Supplied data:
++++++++++++++++++++

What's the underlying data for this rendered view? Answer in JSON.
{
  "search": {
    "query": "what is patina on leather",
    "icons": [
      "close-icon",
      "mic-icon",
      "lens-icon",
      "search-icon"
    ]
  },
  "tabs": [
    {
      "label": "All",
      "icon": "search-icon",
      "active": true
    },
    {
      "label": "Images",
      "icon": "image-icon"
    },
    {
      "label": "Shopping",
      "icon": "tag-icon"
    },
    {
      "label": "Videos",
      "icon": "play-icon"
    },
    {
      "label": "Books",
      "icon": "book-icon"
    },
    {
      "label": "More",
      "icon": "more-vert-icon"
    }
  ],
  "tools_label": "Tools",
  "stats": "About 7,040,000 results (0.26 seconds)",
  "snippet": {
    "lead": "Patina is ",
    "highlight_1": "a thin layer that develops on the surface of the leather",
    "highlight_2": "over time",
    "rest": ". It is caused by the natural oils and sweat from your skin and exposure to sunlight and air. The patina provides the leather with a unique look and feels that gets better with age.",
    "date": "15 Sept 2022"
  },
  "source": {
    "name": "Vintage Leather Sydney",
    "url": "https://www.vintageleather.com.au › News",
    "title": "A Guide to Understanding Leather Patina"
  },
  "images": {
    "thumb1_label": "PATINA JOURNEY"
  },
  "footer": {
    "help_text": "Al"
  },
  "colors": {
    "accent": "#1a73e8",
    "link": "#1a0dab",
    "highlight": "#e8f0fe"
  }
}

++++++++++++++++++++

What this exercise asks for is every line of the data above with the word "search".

  "search": {
      "search-icon"
      "icon": "search-icon",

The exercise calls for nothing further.